Photo of Sarah Waisvisz.
Sarah Waisvisz. Photo sourced from Waisvisz’s QU’s biography.

And with the topic of solar eclipse, I can only imagine the creative ways in which students have run with this idea. I asked Waisvisz to speak about the vastness of the 24 shows created in her playwriting class. “The genres and styles could be totally, totally different. There were several plays that were kind of in the fantasy genre. There were a few plays that were almost like historical dramas, like there was witch trial play, for example… There were several plays in which the moon, the sun, and sometimes the earth, and sometimes stars were physical presences onstage… There was one play that was essentially like a spin-off of an episode of Coronation Street… Several of the plays featured the eclipse itself happening… Several of the plays were seemingly realistic situations like relationships between friends or [couples] or family members, and the eclipse was more a metaphor.”

Speaking about one specific play that will be presented Monday evening, Waisvisz described how the playwright drew directly from Sadavoy’s lecture and readings they did on their own. “It is set in the location of the first recorded eclipse in, kind of, modern-esque days and people don’t know what’s happening… We learned that ancient communities experienced eclipses and didn’t necessarily have the scientific knowledge about why they were happening.
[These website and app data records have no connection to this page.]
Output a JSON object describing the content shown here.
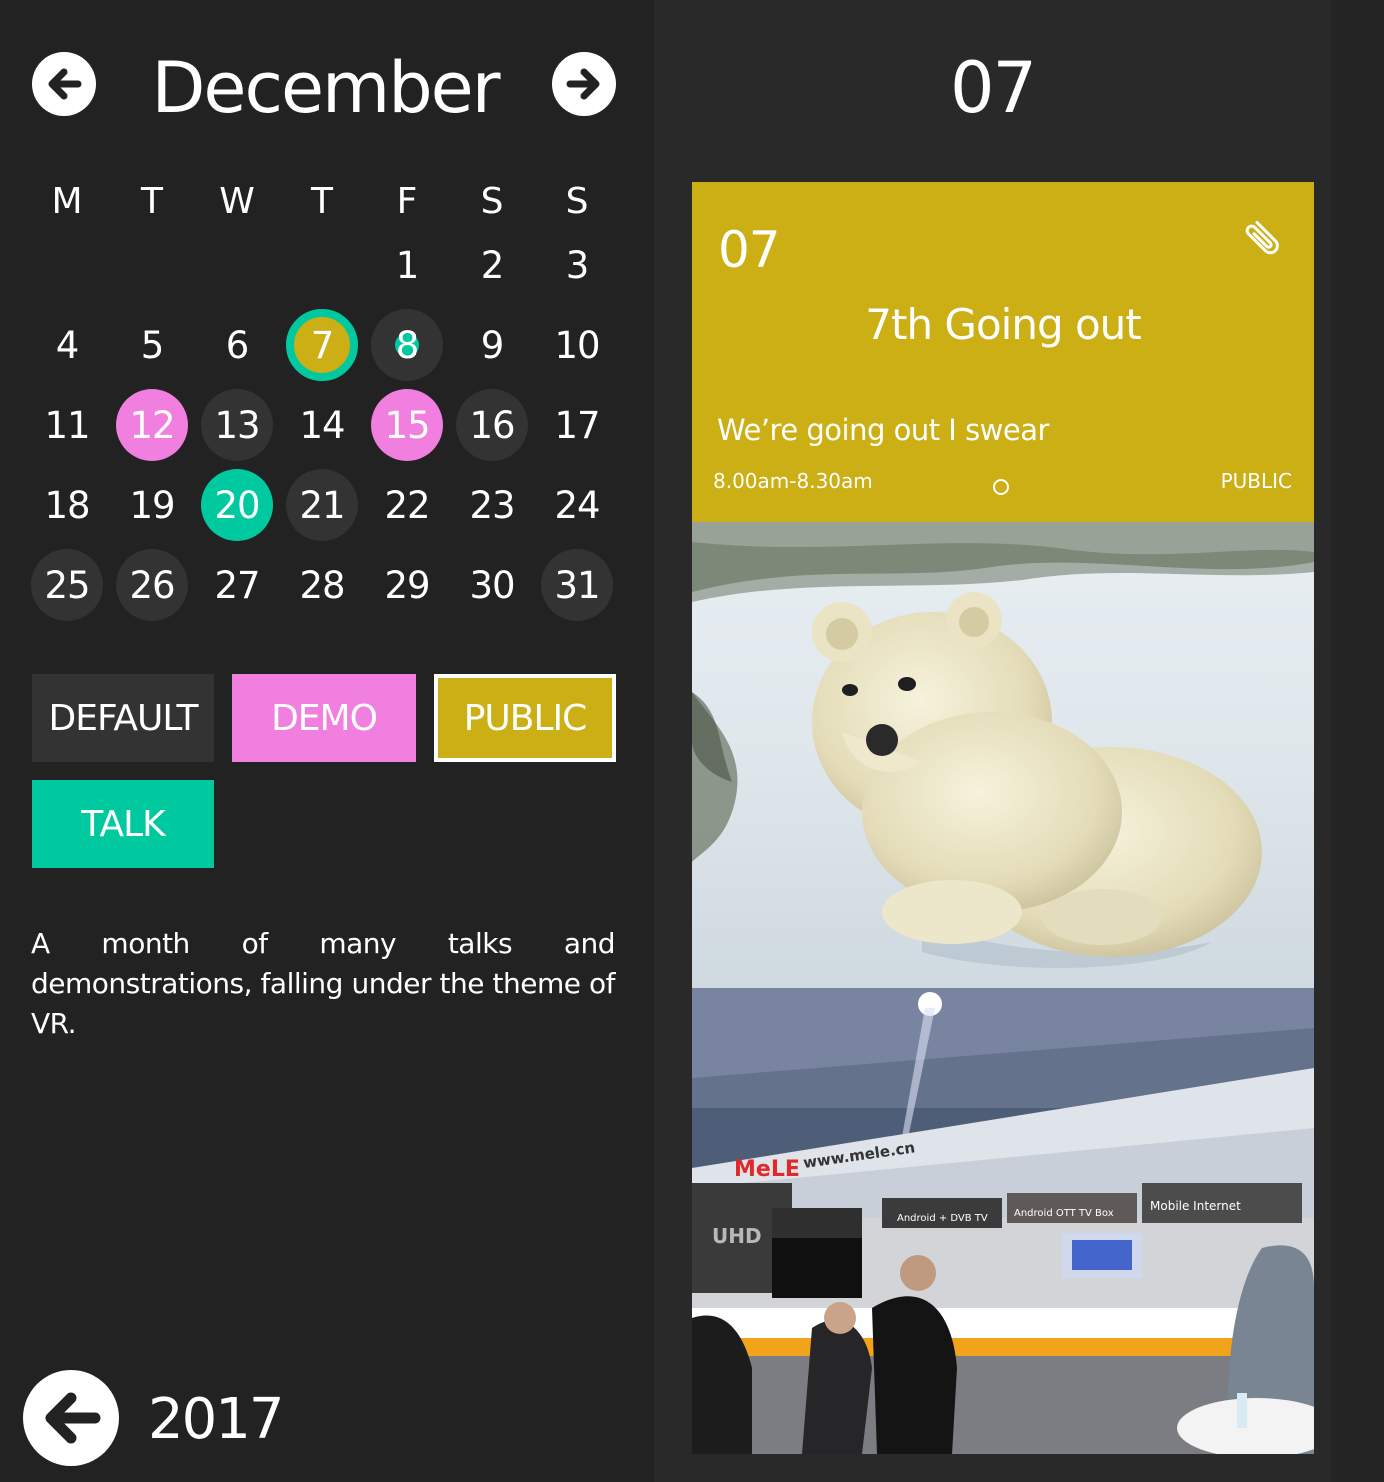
{
  "calendar": {
    "month": "December",
    "weekdays": [
      "M",
      "T",
      "W",
      "T",
      "F",
      "S",
      "S"
    ],
    "days": [
      "1",
      "2",
      "3",
      "4",
      "5",
      "6",
      "7",
      "8",
      "9",
      "10",
      "11",
      "12",
      "13",
      "14",
      "15",
      "16",
      "17",
      "18",
      "19",
      "20",
      "21",
      "22",
      "23",
      "24",
      "25",
      "26",
      "27",
      "28",
      "29",
      "30",
      "31"
    ]
  },
  "categories": {
    "default": "DEFAULT",
    "demo": "DEMO",
    "public": "PUBLIC",
    "talk": "TALK"
  },
  "description": "A month of many talks and demonstrations, falling under the theme of VR.",
  "year": "2017",
  "detail": {
    "day_title": "07",
    "event": {
      "date": "07",
      "title": "7th Going out",
      "description": "We’re going out I swear",
      "time": "8.00am-8.30am",
      "category": "PUBLIC"
    },
    "photo2_signs": {
      "brand": "MeLE",
      "url": "www.mele.cn",
      "uhd": "UHD",
      "sign1": "Android OTT TV Box",
      "sign2": "Mobile Internet",
      "sign3": "Android + DVB TV"
    }
  },
  "colors": {
    "background": "#222222",
    "panel": "#292929",
    "busy": "#333333",
    "demo": "#f07fdf",
    "public": "#ccae15",
    "talk": "#00c9a0"
  },
  "icons": {
    "prev_month": "arrow-left-circle",
    "next_month": "arrow-right-circle",
    "back_year": "arrow-left-circle",
    "attachment": "paperclip"
  }
}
So there were all sorts of fears about what it meant.”

I began wishing I could read all these plays Waisvisz was describing and was wondering how she went about choosing seven plays from a wonderful 24. It began by asking the playwriting class if they wanted their works considered for the winter semester project. “That whittled down my list by half, so at 12 submissions. And then in the dramaturgy class, I think we spent two to three classes reading them all out loud… And then the students chose which ones they wanted to work on.” 

What was that process of choosing like? “We had very fulsome discussions after each script and the discussions were all very rich and very vast. People had very insightful comments. Like, ‘I think this one is wonderful but I don’t know how it would read as a staged reading.’ And then later on, they might have chosen that play, actually. Because even just having that conversation—‘I don’t know how I would do this’—is actually really generative. So nothing was cut out of hand.” 

With the discussions came reflections and students were eventually asked to pick their top three. “And then I made a chart to see if anybody had the same choice and then we chose our seven because there are seven dramaturgs—who have been dramaturgs but also become directors because they are the ones who are initially actually putting a vision of the play forward.”

Waisvisz not only believes in the importance of her students showcasing their artistic works but she sincerely believes in the effort to learn about other topics as they develop them. “We should know more about the natural world, we should know more about space. We should know more about our place in history and how, as humans, we interact with the natural world, right? And with these experiences that have shaped humanity across time. These are the things that unite us as people in a time when there’s a lot that divides us. Ancient peoples, no matter where they were, looked up at the sky and tried to understand what was happening, tried to understand their place in the universe.”

Find more details about the free event,‘Total Eclipse of the Arts’, at Convocation Hall on Monday, March 25th, 2024 here

Find information about Sarah Waisvisz here. Waisvisz thanked her teaching assistant in both DRAM 251 and DRAM 339, Mariah (Mo) Horner, during our interview for all her help. More information about Horner can be found here. Find information about Sarah Sadavoy here.